▶ [EXERCISE]:
Every line holding "Instance" should be copied from the records below.

DATASET CONTENT Start Marker

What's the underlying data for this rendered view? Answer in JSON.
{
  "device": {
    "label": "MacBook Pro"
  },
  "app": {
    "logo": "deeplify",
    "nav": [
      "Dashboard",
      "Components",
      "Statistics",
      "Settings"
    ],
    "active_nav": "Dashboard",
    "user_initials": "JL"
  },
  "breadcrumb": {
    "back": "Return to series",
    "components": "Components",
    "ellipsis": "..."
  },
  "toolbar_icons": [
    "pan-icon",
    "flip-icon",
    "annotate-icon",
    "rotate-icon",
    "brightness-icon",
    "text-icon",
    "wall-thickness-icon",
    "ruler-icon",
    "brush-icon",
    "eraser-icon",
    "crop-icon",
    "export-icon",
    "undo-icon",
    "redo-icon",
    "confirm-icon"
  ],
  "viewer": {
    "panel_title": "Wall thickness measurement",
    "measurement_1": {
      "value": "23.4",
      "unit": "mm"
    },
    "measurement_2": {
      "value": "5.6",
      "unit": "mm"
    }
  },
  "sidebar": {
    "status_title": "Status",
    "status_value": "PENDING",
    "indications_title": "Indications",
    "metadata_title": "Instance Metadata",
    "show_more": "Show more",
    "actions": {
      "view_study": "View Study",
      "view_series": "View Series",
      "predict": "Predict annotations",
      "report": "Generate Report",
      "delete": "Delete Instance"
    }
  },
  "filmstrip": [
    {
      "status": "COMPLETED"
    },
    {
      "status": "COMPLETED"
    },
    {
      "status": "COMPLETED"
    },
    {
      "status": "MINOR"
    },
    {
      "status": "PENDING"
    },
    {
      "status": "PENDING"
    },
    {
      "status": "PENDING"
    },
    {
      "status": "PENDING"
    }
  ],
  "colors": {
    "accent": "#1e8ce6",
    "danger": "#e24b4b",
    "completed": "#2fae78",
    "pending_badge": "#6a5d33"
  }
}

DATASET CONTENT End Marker

▶ [OUTPUT BELOW]:
    "metadata_title": "Instance Metadata",
      "delete": "Delete Instance"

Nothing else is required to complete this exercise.